(Image credit: Lucid Motors)
With a maximum range of up to 520 miles, making it the one of the electric cars with the longest range, the Lucid Air has the potential to make Lucid a major player in the electric car business. But there’s a problem that might get in the way, in the short term, with a recall of 1,117 vehicles over issues with faulty wiring.
Given Lucid is very new on the scene, it hasn’t actually delivered very many cars. In fact, the automaker has confirmed that the recall affects every single one of 2022 Lucid Air delivered to customers so far.
According to the recall notice posted with the NHTSA (opens in new tab), the issue is with unsecured wires that could cause the car’s displays to switch off. According to Lucid this is down to the possibility that the wires connected to the display weren’t secured properly during the assembly process.
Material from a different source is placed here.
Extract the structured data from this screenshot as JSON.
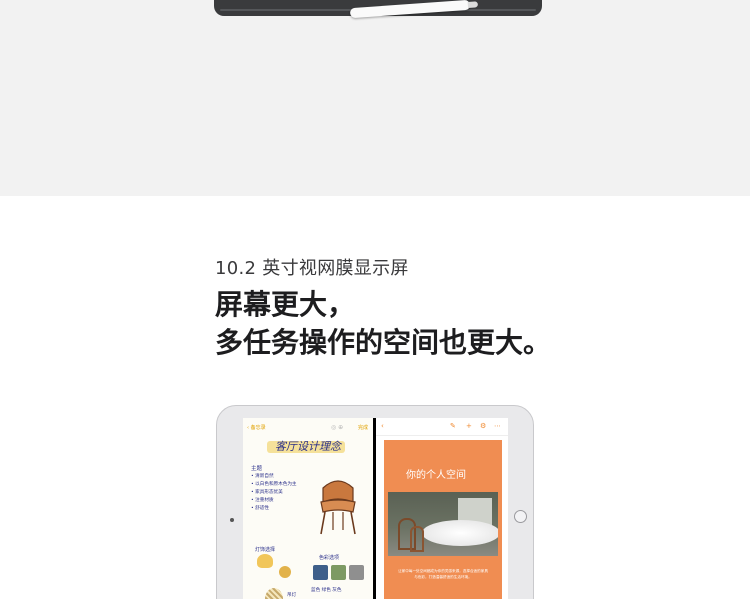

Considering all the essential information stored on those screens, including warning lights and current speed, that’s a pretty serious problem to have. The last thing you want is for all your screens to die when you’re several miles down the highway.
Fortunately, Lucid claims it isn’t as bad as it sounds. The automaker told Engadget (opens in new tab) that the defect is only present on an estimated 1% of its cars — meaning it should have only affected 11 or 12 cars. Lucid claims there haven’t been any reports that “these components have failed in a vehicle or caused an interruption to the instrument display panel either.
Despite the rarity of the defect, Lucid doesn’t appear to be taking any chances — hence the pretty extensive recall.
Lucid isn’t the only automaker in the process of a high-profile recall right now either. Hyundai has had to recall a number of cars (opens in new tab) over an exploding seatbelt problem. While it sounds ridiculous, the problem here is a hidden component called the pyrotechnic pretensioner. In the event of a crash this tightens the seatbelt almost instantly, by releasing gas that triggers a small turbine.
Unfortunately for Hyundai, the pretensioner could malfunction and launch small pieces of metal inside a car. This essentially turns a life-saving feature into a miniature grenade, and it affects 239,000 cars. Hardly ideal, and a little bit more worrying than some dodgy wiring.
According to Lucid, letters informing customers of the recall will be sent out on June 20. Alternatively, they can call the company on 1-888-995-8243, with the recall number NCR-2201-0.
Problems like these are just a side effect of the increasingly hi-tech systems in place in modern cars. Old-school analogue driver information systems are a thing of the past, with everything showing up on digital screens. Even cars like the Lucid Air, that don’t fall into the trap of squishing everything into a central touchscreen, have to contend with the fact things can and do go wrong.
But, as far as problems go, let’s be thankful that this one is pretty minor.